Lens on Outdoor Learning describes unique qualities of natural outdoor environments and opportunities for learning that cannot be replicated indoors. Children have more choices and more freedom to move physically outdoors, as well as more freedom to flow in, out, and between activities. This freedom allows children to select activities and places that are intrinsically captivating, and therefore elicit dispositions such as engagement and persistence. Children are also able to select just the right level of challenge for themselves, which supports risk-taking, responsibility, and confidence. Natural environments offer variety and dynamic, but predictable change. “Loose parts” such as sticks, pine cones, leaves, stones, sand, and water are open-ended and offer infinite possibilities for play and investigation. Children can revisit experiences over an extended period of time, observing changes in natural phenomena such as life cycles of plants or changing states of matter such as water, as well as revisiting and extending play that is increasingly deep and complex. The natural environment poses challenges to which children must respond by using a “broad range of cognitive aptitudes including measurement, planning, problem solving, and sequencing” (p. 1). Sometimes children cannot solve problems alone, and therefore they must call upon social skills such as communication, collaboration, and conflict resolution.
A particularly fascinating observation by the authors is that often children’s dispositions and behavior are mirrored by their teacher’s dispositions and behavior. For example, curious, engaged children had curious, engaged teachers. Teachers who modeled inquiry and asked open-ended questions had children who asked many of their own questions. Teachers who planned environments that supported choices and autonomy had the most independent and confident children. The authors concluded that the behaviors and attitudes of teachers have a profound impact on the quality of children’s experiences, and ultimately the children’s own behaviors and attitudes.
Lens on Outdoor Learning effectively brings together key contemporary issues: the worldwide movement to re-connect children with nature and the impetus of accountability for children’s learning. The authors effectively document how these two movements can come together while honoring play, which is children’s natural and most effective mode of learning. This volume is well suited for pre-service teachers as well as practicing teachers, trainers, and administrators.
University of Nebraska-Lincoln

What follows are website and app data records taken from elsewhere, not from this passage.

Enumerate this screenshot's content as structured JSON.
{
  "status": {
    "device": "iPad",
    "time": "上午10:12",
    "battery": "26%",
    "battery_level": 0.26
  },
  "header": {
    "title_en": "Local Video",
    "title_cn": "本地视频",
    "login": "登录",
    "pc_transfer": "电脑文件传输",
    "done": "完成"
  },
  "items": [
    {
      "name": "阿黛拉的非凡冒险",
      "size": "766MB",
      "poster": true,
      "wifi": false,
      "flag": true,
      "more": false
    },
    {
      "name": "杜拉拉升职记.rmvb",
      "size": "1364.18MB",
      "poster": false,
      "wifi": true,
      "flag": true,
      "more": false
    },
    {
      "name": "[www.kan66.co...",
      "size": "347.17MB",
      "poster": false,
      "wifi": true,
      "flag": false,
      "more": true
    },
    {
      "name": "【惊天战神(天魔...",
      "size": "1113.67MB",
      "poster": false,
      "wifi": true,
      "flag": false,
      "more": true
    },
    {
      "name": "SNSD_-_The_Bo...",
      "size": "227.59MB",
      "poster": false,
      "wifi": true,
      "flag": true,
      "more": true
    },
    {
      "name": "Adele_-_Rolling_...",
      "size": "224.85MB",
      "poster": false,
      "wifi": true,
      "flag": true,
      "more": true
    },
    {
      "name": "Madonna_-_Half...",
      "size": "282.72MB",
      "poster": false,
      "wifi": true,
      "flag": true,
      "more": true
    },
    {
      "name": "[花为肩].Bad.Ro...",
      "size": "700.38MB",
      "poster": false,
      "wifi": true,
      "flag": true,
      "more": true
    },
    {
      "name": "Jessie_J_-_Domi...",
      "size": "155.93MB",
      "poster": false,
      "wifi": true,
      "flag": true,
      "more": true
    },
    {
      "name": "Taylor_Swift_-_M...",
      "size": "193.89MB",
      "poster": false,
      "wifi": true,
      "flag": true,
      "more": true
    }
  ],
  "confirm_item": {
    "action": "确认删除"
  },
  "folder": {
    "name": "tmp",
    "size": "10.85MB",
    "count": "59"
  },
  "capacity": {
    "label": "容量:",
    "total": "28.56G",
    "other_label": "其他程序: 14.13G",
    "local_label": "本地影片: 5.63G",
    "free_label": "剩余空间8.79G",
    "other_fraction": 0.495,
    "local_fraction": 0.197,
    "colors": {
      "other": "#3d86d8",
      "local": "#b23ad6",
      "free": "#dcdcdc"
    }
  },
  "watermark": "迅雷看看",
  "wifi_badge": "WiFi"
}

Julia Torquati received her degree in Family Studies from the University of Arizona. She is currently an Associate Professor in the Department of Child, Youth and Family Studies at the University of Nebraska-Lincoln where she teaches child development and early childhood education classes and conducts research on environmental education, childrens relationships, and quality of early childhood programs. The focus of her current research is investigating the influence of nature on childrens attention, cognition, and self-regulation.